Can data alone provide all the answers for questions of human interaction with products? Do hard numbers decide for us what works and what doesn’t in the making of successful products for real people?
We have legitimised data as a determinist source of truth that explains user intent in accordance with rules of causation: a source of truth that treats user actions as unmysterious proper events of lifeless objects.
But do the mere breadcrumbs that complex emotional processes leave behind, justify “data-drivenness”?
A new study in the journal Nature, co-led by Stanford researchers, inspired us to ponder whether data holds all the answers.

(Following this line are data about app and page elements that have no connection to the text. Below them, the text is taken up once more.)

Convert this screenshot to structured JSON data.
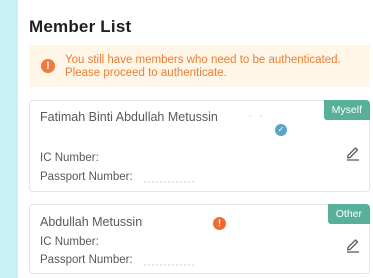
{
  "page": {
    "title": "Member List"
  },
  "alert": {
    "icon": "exclamation-circle-icon",
    "message": "You still have members who need to be authenticated. Please proceed to authenticate."
  },
  "colors": {
    "background": "#c9f0f5",
    "accent_tag": "#59b09a",
    "warning_text": "#e87f35",
    "verified_icon": "#5ba2c5",
    "unverified_icon": "#f06b2e"
  },
  "members": [
    {
      "name": "Fatimah Binti Abdullah Metussin",
      "tag": "Myself",
      "status": "verified",
      "status_icon": "check-circle-icon",
      "ic_label": "IC Number:",
      "passport_label": "Passport Number:",
      "edit_icon": "edit-pencil-icon"
    },
    {
      "name": "Abdullah Metussin",
      "tag": "Other",
      "status": "unverified",
      "status_icon": "exclamation-circle-icon",
      "ic_label": "IC Number:",
      "passport_label": "Passport Number:",
      "edit_icon": "edit-pencil-icon"
    }
  ]
}
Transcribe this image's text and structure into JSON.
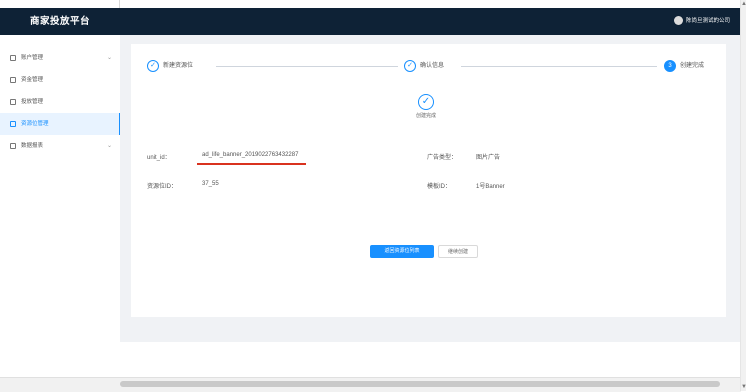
{
  "app": {
    "title": "商家投放平台"
  },
  "header": {
    "user_name": "陈尚旦测试的公司"
  },
  "sidebar": {
    "items": [
      {
        "label": "账户管理",
        "has_children": true
      },
      {
        "label": "资金管理",
        "has_children": false
      },
      {
        "label": "投放管理",
        "has_children": false
      },
      {
        "label": "资源位管理",
        "has_children": false,
        "active": true
      },
      {
        "label": "数据报表",
        "has_children": true
      }
    ]
  },
  "steps": [
    {
      "number": "1",
      "label": "新建资源位",
      "state": "done"
    },
    {
      "number": "2",
      "label": "确认信息",
      "state": "done"
    },
    {
      "number": "3",
      "label": "创建完成",
      "state": "current"
    }
  ],
  "result": {
    "status_label": "创建完成"
  },
  "fields": {
    "unit_id_label": "unit_id：",
    "unit_id_value": "ad_life_banner_2019022763432287",
    "ad_type_label": "广告类型：",
    "ad_type_value": "图片广告",
    "resource_id_label": "资源位ID：",
    "resource_id_value": "37_55",
    "template_id_label": "模板ID：",
    "template_id_value": "1号Banner"
  },
  "actions": {
    "back_label": "返回资源位列表",
    "continue_label": "继续创建"
  },
  "colors": {
    "accent": "#1890ff",
    "header_bg": "#0e2236",
    "underline": "#d9321f"
  }
}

Nature’s study, published May 20, provided data in the form of brain scans of individuals performing monetary decisions. Seventy different research teams around the world analysed the data. Not only did each team analyse the data differently, but both negative and positive results were inferred from exactly the same data sets.

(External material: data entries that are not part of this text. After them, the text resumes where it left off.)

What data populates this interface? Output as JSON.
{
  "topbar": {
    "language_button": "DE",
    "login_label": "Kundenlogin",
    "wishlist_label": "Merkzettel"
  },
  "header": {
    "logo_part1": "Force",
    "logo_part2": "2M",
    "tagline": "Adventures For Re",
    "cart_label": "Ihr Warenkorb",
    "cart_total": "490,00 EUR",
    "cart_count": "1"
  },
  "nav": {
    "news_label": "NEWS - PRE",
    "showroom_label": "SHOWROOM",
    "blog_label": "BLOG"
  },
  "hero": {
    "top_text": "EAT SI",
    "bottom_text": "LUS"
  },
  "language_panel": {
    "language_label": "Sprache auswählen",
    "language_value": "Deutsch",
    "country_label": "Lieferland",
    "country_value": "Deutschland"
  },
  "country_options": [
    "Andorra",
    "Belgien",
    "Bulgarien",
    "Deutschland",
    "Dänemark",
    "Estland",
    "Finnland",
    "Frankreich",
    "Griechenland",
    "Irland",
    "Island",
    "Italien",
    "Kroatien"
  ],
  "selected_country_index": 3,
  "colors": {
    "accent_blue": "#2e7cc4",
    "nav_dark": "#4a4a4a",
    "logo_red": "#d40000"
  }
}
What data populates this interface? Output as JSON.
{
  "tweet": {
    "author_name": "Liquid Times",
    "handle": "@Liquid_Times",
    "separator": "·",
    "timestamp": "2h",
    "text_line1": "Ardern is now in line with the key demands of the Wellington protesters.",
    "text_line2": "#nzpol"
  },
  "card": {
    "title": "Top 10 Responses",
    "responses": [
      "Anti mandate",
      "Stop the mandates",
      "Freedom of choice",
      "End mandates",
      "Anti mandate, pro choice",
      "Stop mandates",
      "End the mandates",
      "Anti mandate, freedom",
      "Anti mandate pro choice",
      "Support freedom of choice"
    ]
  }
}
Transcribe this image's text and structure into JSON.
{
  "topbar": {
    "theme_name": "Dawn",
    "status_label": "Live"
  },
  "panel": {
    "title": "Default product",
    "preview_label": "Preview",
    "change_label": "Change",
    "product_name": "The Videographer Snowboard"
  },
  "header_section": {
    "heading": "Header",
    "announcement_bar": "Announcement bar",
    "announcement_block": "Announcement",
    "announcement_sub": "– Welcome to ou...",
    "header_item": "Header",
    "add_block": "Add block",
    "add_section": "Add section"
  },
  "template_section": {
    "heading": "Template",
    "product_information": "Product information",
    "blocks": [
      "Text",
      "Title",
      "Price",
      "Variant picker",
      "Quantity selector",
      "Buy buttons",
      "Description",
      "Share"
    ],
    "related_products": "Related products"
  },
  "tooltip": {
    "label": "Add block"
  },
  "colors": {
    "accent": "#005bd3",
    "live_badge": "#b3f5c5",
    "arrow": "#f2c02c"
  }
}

As co-senior author Russell Poldrack points out, “We think that any field with similarly complex data and methods would show similar variability in analyses done side-by-side with the same data set.”
At first glance, staying true to the available data might hold better value than forming passioned discoveries around the feelings that influence user behaviour. However, inferring knowledge only from that which is perceptible can prevent the counter-intuitive thinking that fuels absolutely irresistible products.
We don’t give emotions and feelings the credit they deserve when it comes to deciding what works and what doesn’t, mainly because emotions can’t be measured. Instead, the rationale of causal attribution resides behind any attempt to explain whether a digital product works.
There are many reasons to doubt data analytics and data automation, first and foremost, because in science there isn’t such a thing as absolute certainty. And absolute certainty is the basis of data-driven value. But there are many other reasons beyond uncertainty to doubt data analytics, from the limiting nature of assumptions (which involve human behaviour) to the way ideas lead to results as well as the fundamental role of chance and serendipity.
Naturally, the incorporation of feelings into the interpretation of digital value represents a discomfort to many, as it requires us to break into the realms of neuroscience, neurobiology, psychology and even philosophy and cultural history: Disciplines that on the other hand are an inevitable part of any effort to understand “users” who are, after all, “humans.”
I am not here to question the fact that there must be, for each user action, certain causes. What I am asking you to be open to, is that some of these causes –as affects, emotions and feelings– aren’t within data’s radar. And yet one must invite them and consider them in the making of irresistible digital products.